Current vaccines are limited--they lack the ability to trigger specific immune responses or target specific parts of the body. DNA nanotechnology can help develop vaccines that have the ability to do the things current vaccines cannot.
Scientists at the Biodesign Institute of Arizona State University are using DNA nanotechnology to make synthetic vaccines. Biodesign immunologist Yung Chang worked with DNA nanotechnology innovator Hao Yan to create the first vaccine that can be safely delivered on self-assembled DNA nanostructures. Chang and Yan' work is supported by funding from the Department of Defense and National Institutes of Health.
Safety is an important concern when dealing with nanotechnology in the human body because nanoparticles can travel through parts of the body that larger objects cannot. "The major concern was: Is it safe? We wanted to mimic the assembly of molecules that can trigger a safe and powerful immune response in the body. As Hao's team has developed a variety of interesting DNA nanostructures during the past few years, we have been collaborating more and more with a goal to further explore some promising human health applications of this technology." says Chang.
These new vaccines use genetic engineering to create virus-like particles (VLPs) that contain proteins that stimulate the immune system. Using this method, they were able to succesfully trigger an immune response from mice that was nine times greater than using other methods.
"We were very pleased," said Chang. "It was so nice to see the results as we predicted. Many times in biology we don't see that." Chang and Yan envision future uses of the vaccine where they could tailor the immune responce or require mulitple components. This form of vaccine could also be developed and used for cancer.

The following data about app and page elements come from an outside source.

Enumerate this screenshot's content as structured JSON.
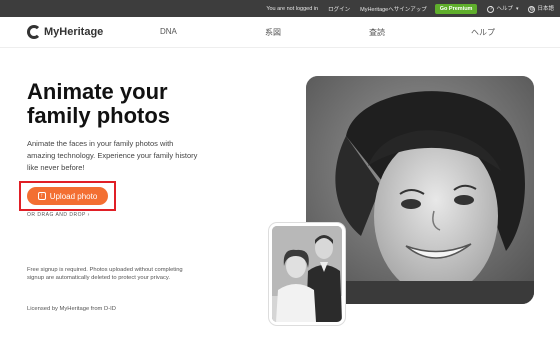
{
  "topbar": {
    "status": "You are not logged in",
    "login": "ログイン",
    "signup": "MyHeritageへサインアップ",
    "premium": "Go Premium",
    "help": "ヘルプ",
    "language": "日本語"
  },
  "nav": {
    "logo": "MyHeritage",
    "items": [
      "DNA",
      "系図",
      "査読",
      "ヘルプ"
    ]
  },
  "hero": {
    "title_line1": "Animate your",
    "title_line2": "family photos",
    "description": "Animate the faces in your family photos with amazing technology. Experience your family history like never before!",
    "upload_label": "Upload photo",
    "drag_label": "OR DRAG AND DROP",
    "notice": "Free signup is required. Photos uploaded without completing signup are automatically deleted to protect your privacy.",
    "license": "Licensed by MyHeritage from D-ID"
  },
  "colors": {
    "accent": "#f36f32",
    "highlight": "#e01f26",
    "premium": "#5fae2c",
    "topbar": "#3d3d3d"
  }
}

DNA nanotechnology is a young field, and research is advancing quickly to be able to make an impact on healthcare, the interface between the human body and electronics, and other applications.